But, thanks to Hal Jordan and a force known as Parallax, the Green Lantern Corps soon fell. Every power ring held by members of the Corps stopped working. Only Hal’s former ring remained powered and it fell into the hands of Kyle Rayner, graphic artist and resident of New York City. That meant that when a group of former Green Lanterns learned that a vessel had crashed onto Mogo near the Xenomorph colony, the only person they could turn to for help was Kyle. Lead by Salaak, a former Green Lantern who’d accompanied Hal on the original mission, that’s just what they did.
Kyle took the group with him and they quickly made their way to Mogo. It should have been an easy mission. All they needed to do was grab the crew members who were still alive, put up a big orbiting “Warning” sign for future spaceships, and head home. Hal Jordan had no trouble using his ring to do something similar during his first run-in with the Xenomorphs. It should have been a piece of cake.
Unfortunately, things went belly-up almost immediately. A squad of the Aliens grabbed members of Kyle’s contingent and began to drag them down to their lair. Instead of using his ring to whip up some energy tongs to grab them back or a boxing glove to punch the Aliens in the face, Kyle stupidly attempted to grab his ally with his hands, causing his ring to slip from his finger and become lost in the Xenomorph’s cavernous hive.

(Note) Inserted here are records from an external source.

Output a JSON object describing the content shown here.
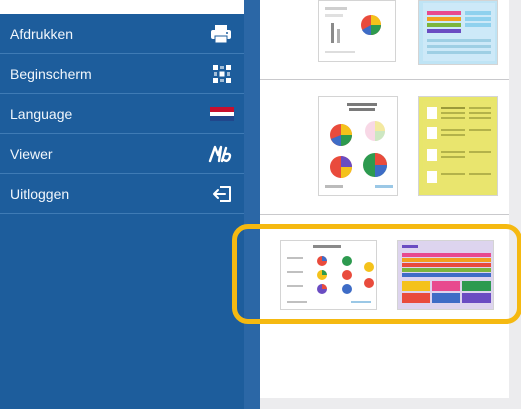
{
  "menu": {
    "items": [
      {
        "label": "Afdrukken",
        "icon": "printer-icon"
      },
      {
        "label": "Beginscherm",
        "icon": "grid-icon"
      },
      {
        "label": "Language",
        "icon": "dutch-flag-icon"
      },
      {
        "label": "Viewer",
        "icon": "viewer-logo-icon"
      },
      {
        "label": "Uitloggen",
        "icon": "logout-icon"
      }
    ]
  },
  "colors": {
    "sidebar": "#1d5d9c",
    "highlight": "#f5b911",
    "flag_red": "#c8102e",
    "flag_blue": "#21468b"
  }
}
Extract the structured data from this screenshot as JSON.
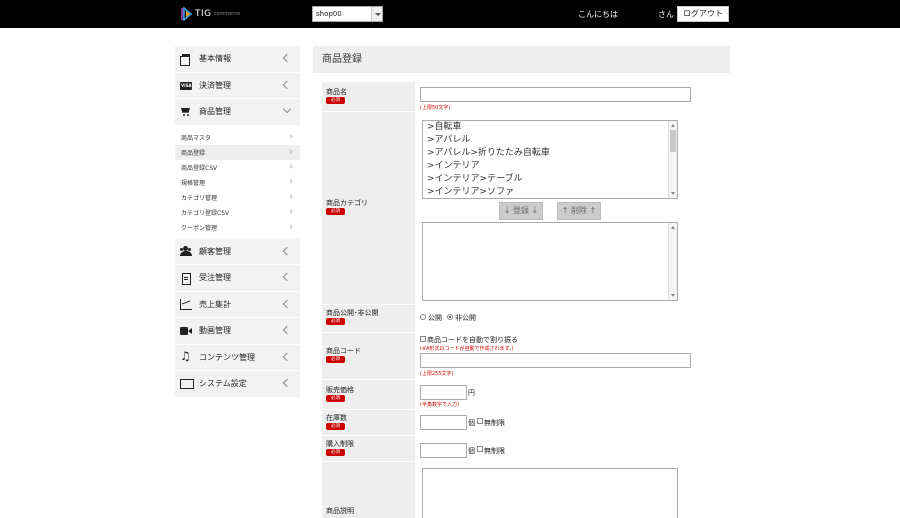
{
  "header": {
    "brand": "TIG",
    "brand_sub": "commerce",
    "shop_selected": "shop00",
    "greeting": "こんにちは",
    "honorific": "さん",
    "logout_label": "ログアウト"
  },
  "sidebar": {
    "items": [
      {
        "label": "基本情報",
        "icon": "documents-icon"
      },
      {
        "label": "決済管理",
        "icon": "visa-card-icon"
      },
      {
        "label": "商品管理",
        "icon": "cart-icon"
      },
      {
        "label": "顧客管理",
        "icon": "users-icon"
      },
      {
        "label": "受注管理",
        "icon": "file-icon"
      },
      {
        "label": "売上集計",
        "icon": "line-chart-icon"
      },
      {
        "label": "動画管理",
        "icon": "video-camera-icon"
      },
      {
        "label": "コンテンツ管理",
        "icon": "music-note-icon"
      },
      {
        "label": "システム設定",
        "icon": "monitor-icon"
      }
    ],
    "sub_items": [
      {
        "label": "商品マスタ"
      },
      {
        "label": "商品登録"
      },
      {
        "label": "商品登録CSV"
      },
      {
        "label": "規格管理"
      },
      {
        "label": "カテゴリ管理"
      },
      {
        "label": "カテゴリ登録CSV"
      },
      {
        "label": "クーポン管理"
      }
    ]
  },
  "page": {
    "title": "商品登録",
    "required": "必須",
    "fields": {
      "name": {
        "label": "商品名",
        "hint": "(上限50文字)"
      },
      "category": {
        "label": "商品カテゴリ",
        "options": [
          ">自転車",
          ">アパレル",
          ">アパレル>折りたたみ自転車",
          ">インテリア",
          ">インテリア>テーブル",
          ">インテリア>ソファ"
        ],
        "register_label": "↓ 登録 ↓",
        "delete_label": "↑ 削除 ↑"
      },
      "visibility": {
        "label": "商品公開･非公開",
        "public": "公開",
        "private": "非公開",
        "selected": "private"
      },
      "code": {
        "label": "商品コード",
        "auto_label": "商品コードを自動で割り振る",
        "auto_hint": "(※A形式のコードが自動で作成されます。)",
        "hint": "(上限255文字)"
      },
      "price": {
        "label": "販売価格",
        "unit": "円",
        "hint": "(半角数字で入力)"
      },
      "stock": {
        "label": "在庫数",
        "unit": "個",
        "unlimited": "無制限"
      },
      "limit": {
        "label": "購入制限",
        "unit": "個",
        "unlimited": "無制限"
      },
      "description": {
        "label": "商品説明"
      }
    }
  }
}
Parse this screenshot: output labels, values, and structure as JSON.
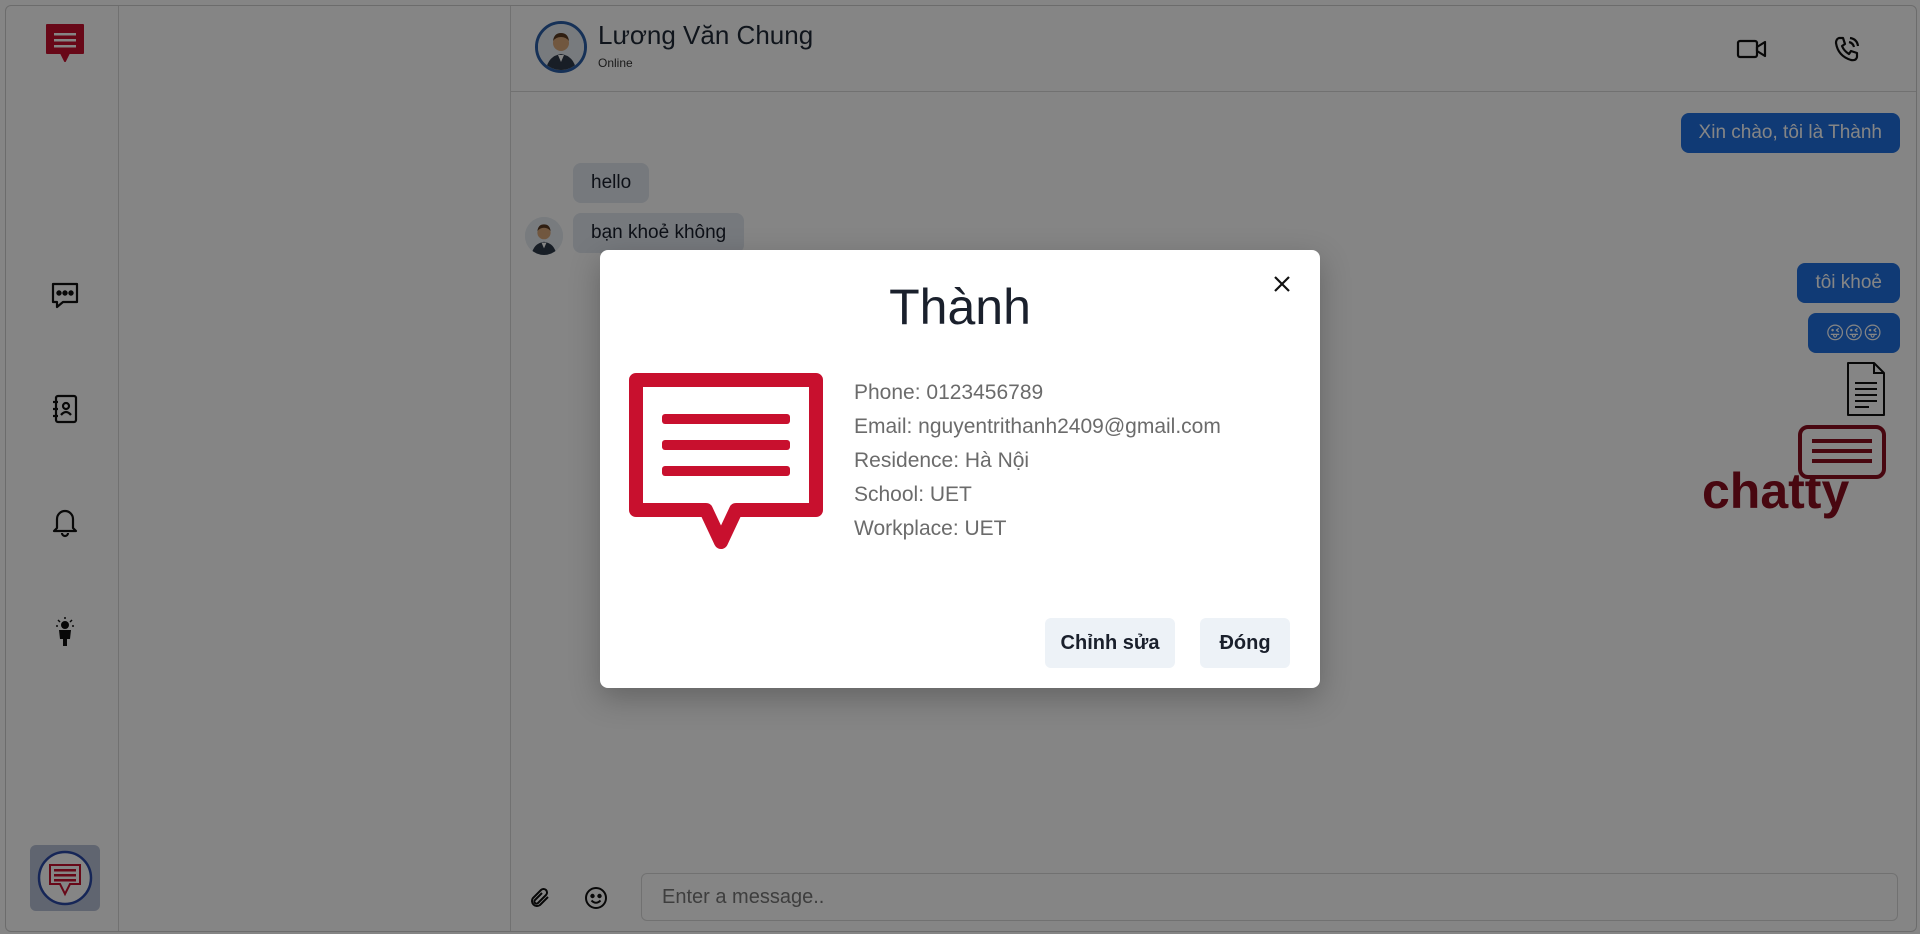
{
  "header": {
    "contact_name": "Lương Văn Chung",
    "contact_status": "Online"
  },
  "messages": [
    {
      "side": "out",
      "text": "Xin chào, tôi là Thành"
    },
    {
      "side": "in",
      "text": "hello"
    },
    {
      "side": "in",
      "text": "bạn khoẻ không"
    },
    {
      "side": "out",
      "text": "tôi khoẻ"
    },
    {
      "side": "out",
      "text": "😜😜😜"
    }
  ],
  "attachment": {
    "logo_text": "chatty",
    "icon": "document-icon"
  },
  "composer": {
    "placeholder": "Enter a message.."
  },
  "profile_modal": {
    "name": "Thành",
    "phone": "Phone: 0123456789",
    "email": "Email: nguyentrithanh2409@gmail.com",
    "residence": "Residence: Hà Nội",
    "school": "School: UET",
    "workplace": "Workplace: UET",
    "edit_label": "Chỉnh sửa",
    "close_label": "Đóng"
  },
  "colors": {
    "brand": "#c8102e",
    "outgoing_bubble": "#1f6fe0",
    "incoming_bubble": "#e2e8f0"
  },
  "icons": [
    "chat-bubble-icon",
    "contacts-icon",
    "bell-icon",
    "person-idea-icon",
    "video-camera-icon",
    "phone-call-icon",
    "paperclip-icon",
    "smiley-icon",
    "close-icon"
  ]
}
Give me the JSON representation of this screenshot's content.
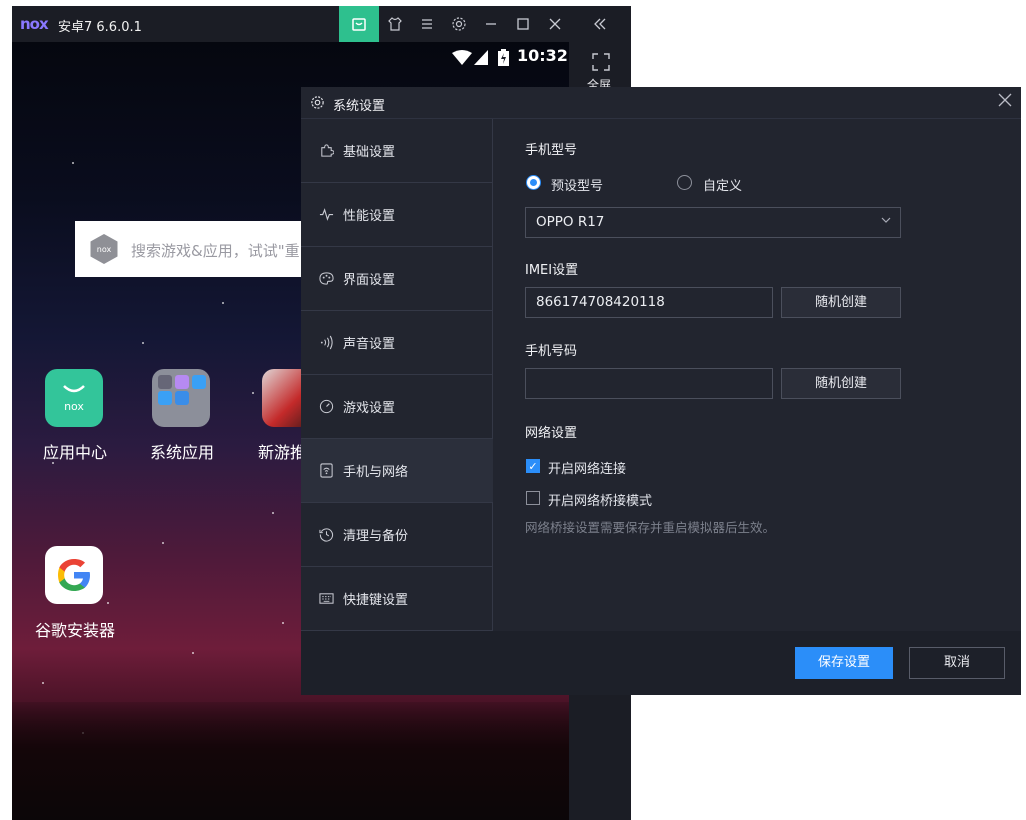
{
  "emulator": {
    "logo": "nox",
    "title": "安卓7 6.6.0.1",
    "toolbar_icons": [
      "store-icon",
      "shirt-icon",
      "menu-icon",
      "gear-icon",
      "minimize-icon",
      "maximize-icon",
      "close-icon",
      "collapse-icon"
    ],
    "accent_color": "#2ec08e",
    "status_time": "10:32",
    "fullscreen_label": "全屏",
    "search_placeholder": "搜索游戏&应用，试试\"重",
    "apps": [
      {
        "label": "应用中心"
      },
      {
        "label": "系统应用"
      },
      {
        "label": "新游推"
      },
      {
        "label": "谷歌安装器"
      }
    ]
  },
  "dialog": {
    "title": "系统设置",
    "nav": [
      {
        "label": "基础设置",
        "icon": "puzzle-icon"
      },
      {
        "label": "性能设置",
        "icon": "pulse-icon"
      },
      {
        "label": "界面设置",
        "icon": "palette-icon"
      },
      {
        "label": "声音设置",
        "icon": "sound-icon"
      },
      {
        "label": "游戏设置",
        "icon": "gauge-icon"
      },
      {
        "label": "手机与网络",
        "icon": "phone-wifi-icon",
        "active": true
      },
      {
        "label": "清理与备份",
        "icon": "history-icon"
      },
      {
        "label": "快捷键设置",
        "icon": "keyboard-icon"
      }
    ],
    "phone_model": {
      "title": "手机型号",
      "option_preset": "预设型号",
      "option_custom": "自定义",
      "selected": "预设型号",
      "model_value": "OPPO R17"
    },
    "imei": {
      "title": "IMEI设置",
      "value": "866174708420118",
      "random_button": "随机创建"
    },
    "phone_number": {
      "title": "手机号码",
      "value": "",
      "random_button": "随机创建"
    },
    "network": {
      "title": "网络设置",
      "enable_network_label": "开启网络连接",
      "enable_network_checked": true,
      "bridge_mode_label": "开启网络桥接模式",
      "bridge_mode_checked": false,
      "hint": "网络桥接设置需要保存并重启模拟器后生效。"
    },
    "footer": {
      "save_label": "保存设置",
      "cancel_label": "取消"
    },
    "accent_color": "#2b8ef9"
  }
}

There was really no other way this story could have played out. The Xenomorphs, while tough and insanely frightening, are really no match for the powers of most super heroes. Green Lanterns, with their ability to create literally anything they can think of, should be able to handle this threat without a hitch. Only by de-powering a hero can this type of story take place. It also shows a hero’s true nature. It’s easy to do the right thing when you’re ridiculously overpowered in a situation. It’s much tougher when you’re fighting an uphill battle that will probably result in your death. Making Kyle loose his ring is Dramatic Storytelling 101.
Kyle pushed further into the Xenomorphs’ liar alongside the remnants of the crashed ship’s crew and the former Lanterns who were still alive. Without those people at his side, Kyle would have died several times over.
The missing power ring was finally found at the feet of the Xenomorph Queen. After a struggle and several sacrifices, Kyle regained his abilities and quickly cleaned house. While he had the choice to save the Xenomorphs as Hal had done years early, this new Green Lantern choose to mow them all down. His choice seemed to unsettle him later, but this proved he was a decidedly different kind of Lantern than the one who came before him.
For a story that is so bogged down in continuity, what with it being connected to both Hal Jordan and Kyle’s times as Green Lantern, it was a bit surprisingly that later Green Lantern stories ignored it. During the course of this series, former Green Lanterns with names like Ash, Brik, and Salaak were all killed by the Xenomorphs. However, all three turned up alive and well years later when the Corps was reformed after Hal Jordan’s return to heroism. But these things tend to happen in intercompany crossovers. Their consequences don’t stick.
The Xenomorphs would return to battle other members of the DC Universe over the years, but few of these crossovers felt as natural as this pairing. Don’t worry. We’ll get to those stories eventually. There’s plenty more where this came from.